This announcement is cutting things awfully close for a March debut of a major service with a squishy start date and no user device profile due until just before launch. Japanese companies usually announce ‘coming this spring’ services 3~4 months in advance. This suggests testing is not very far along and not all PASMO rail operators are integrated for Mobile PASMO commute passes at launch. Long story short: we won’t see Google Pay or Apple Pay integration for a while, local Japanese reports are confirming this already.
Suica and PASMO systems are already cross integrated for auto recharge and commute passes at the transit gate and station kiosk level, we also have the next generation Suica format coming one year from now in early 2021. Reducing support costs for commute pass purchase and renewals by moving them online are a key target for both systems, growing integration of Mobile Suica and Mobile PASMO is a given.

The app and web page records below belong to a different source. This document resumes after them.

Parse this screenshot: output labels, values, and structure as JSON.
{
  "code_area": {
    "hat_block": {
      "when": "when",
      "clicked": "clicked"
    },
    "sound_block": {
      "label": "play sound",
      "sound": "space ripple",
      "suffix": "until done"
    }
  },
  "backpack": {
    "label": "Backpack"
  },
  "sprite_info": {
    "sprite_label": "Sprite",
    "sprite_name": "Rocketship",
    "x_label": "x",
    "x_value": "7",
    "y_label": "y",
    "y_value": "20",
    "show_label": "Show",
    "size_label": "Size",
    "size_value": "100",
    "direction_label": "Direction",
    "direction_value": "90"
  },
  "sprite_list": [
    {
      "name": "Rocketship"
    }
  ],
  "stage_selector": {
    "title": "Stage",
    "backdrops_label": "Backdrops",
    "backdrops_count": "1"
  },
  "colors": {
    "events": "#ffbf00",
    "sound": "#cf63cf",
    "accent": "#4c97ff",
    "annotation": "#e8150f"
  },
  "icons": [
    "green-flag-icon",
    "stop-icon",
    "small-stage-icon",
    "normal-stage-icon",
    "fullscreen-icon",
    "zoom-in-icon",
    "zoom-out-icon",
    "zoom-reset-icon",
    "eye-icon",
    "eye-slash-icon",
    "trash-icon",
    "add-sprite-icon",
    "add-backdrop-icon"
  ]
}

Summary and Update Mobile PASMO is a classic Osaifu Keitai app similar to 2011 era Mobile Suica before Apple Pay and Google Pay integration. That level of integration will require more backend cloud support and qualification but this won’t come easy for PASMO by itself: unlike Suica which is run by JR East, PASMO is an association of large and small private rail operators, only a few of whom have deep pockets and IT resources. The real question is how much JR East Mobile Suica and Mobile PASMO will cooperate to deploy Mobile Suica resources and deep expertise to integrate the many different PASMO players and expand services for all. FeliCa Dude sums it up best in his essential Reddit post: Mobile PASMO – something we shouldn’t need.